Material provided:
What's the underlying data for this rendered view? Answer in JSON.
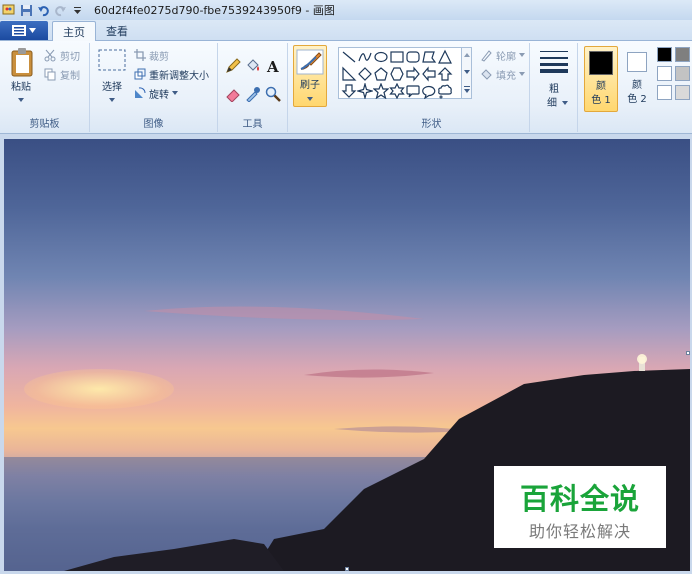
{
  "window": {
    "title": "60d2f4fe0275d790-fbe7539243950f9 - 画图"
  },
  "tabs": [
    {
      "label": "主页",
      "active": true
    },
    {
      "label": "查看",
      "active": false
    }
  ],
  "groups": {
    "clipboard": {
      "label": "剪贴板",
      "paste": "粘贴",
      "cut": "剪切",
      "copy": "复制"
    },
    "image": {
      "label": "图像",
      "select": "选择",
      "crop": "裁剪",
      "resize": "重新调整大小",
      "rotate": "旋转"
    },
    "tools": {
      "label": "工具"
    },
    "brush": {
      "label": "刷子"
    },
    "shapes": {
      "label": "形状",
      "outline": "轮廓",
      "fill": "填充"
    },
    "size": {
      "label_line1": "粗",
      "label_line2": "细"
    },
    "colors": {
      "color1_line1": "颜",
      "color1_line2": "色 1",
      "color2_line1": "颜",
      "color2_line2": "色 2",
      "color1_value": "#000000",
      "color2_value": "#ffffff",
      "palette": [
        "#000000",
        "#7f7f7f",
        "#ffffff",
        "#c3c3c3",
        "#ffffff",
        "#d9d9d9"
      ]
    }
  },
  "watermark": {
    "title": "百科全说",
    "subtitle": "助你轻松解决"
  },
  "colors": {
    "accent_tab": "#1b4aa0",
    "brush_active": "#ffd76f",
    "watermark_green": "#1aa43a"
  }
}
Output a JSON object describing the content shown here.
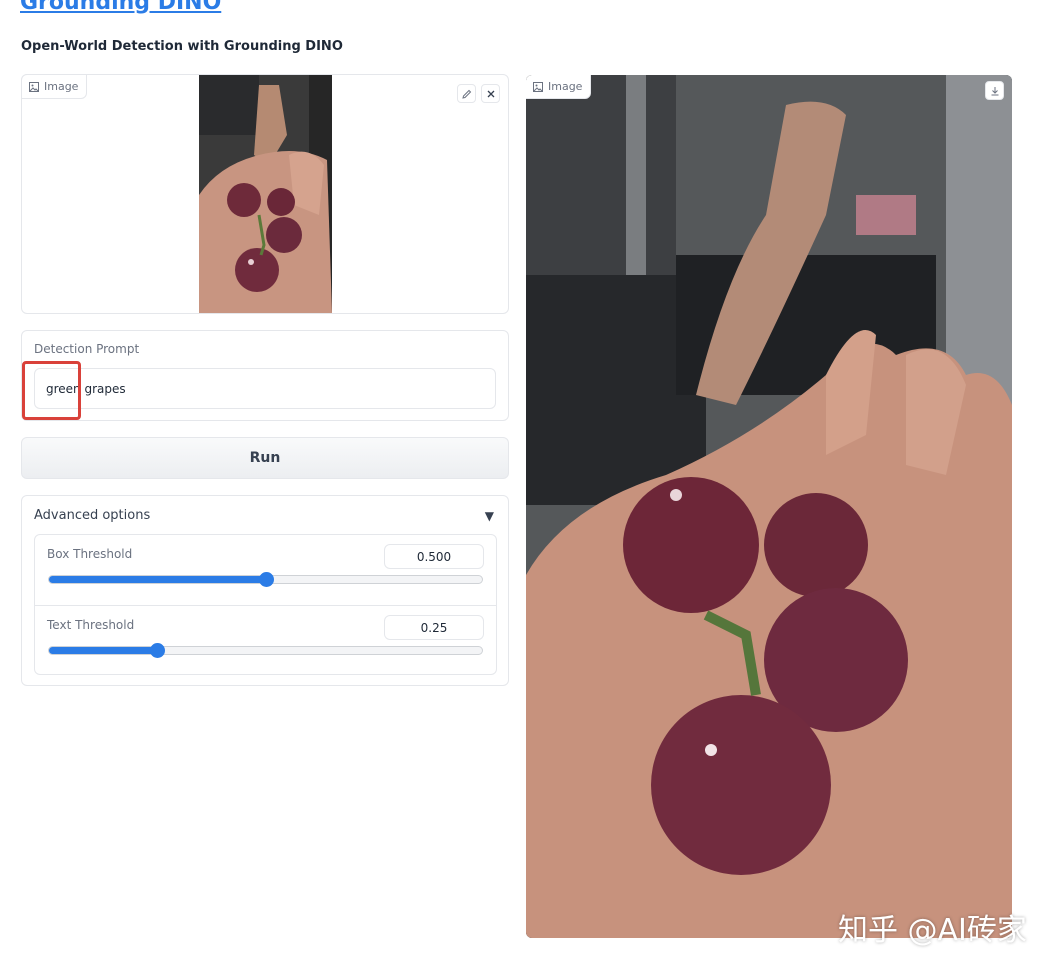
{
  "header": {
    "title": "Grounding DINO",
    "subtitle": "Open-World Detection with Grounding DINO"
  },
  "input_image": {
    "label": "Image",
    "edit_icon": "pencil-icon",
    "clear_icon": "close-icon"
  },
  "prompt": {
    "label": "Detection Prompt",
    "value": "green grapes"
  },
  "run": {
    "label": "Run"
  },
  "advanced": {
    "title": "Advanced options",
    "arrow": "▼",
    "box_threshold": {
      "label": "Box Threshold",
      "value": "0.500",
      "level": 0.5
    },
    "text_threshold": {
      "label": "Text Threshold",
      "value": "0.25",
      "level": 0.25
    }
  },
  "output_image": {
    "label": "Image",
    "download_icon": "download-icon"
  },
  "watermark": "知乎 @AI砖家",
  "colors": {
    "accent": "#2b7ce6",
    "highlight": "#d9413a"
  }
}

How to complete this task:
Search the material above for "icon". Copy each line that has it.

Exercise answer:
    "edit_icon": "pencil-icon",
    "clear_icon": "close-icon"
    "download_icon": "download-icon"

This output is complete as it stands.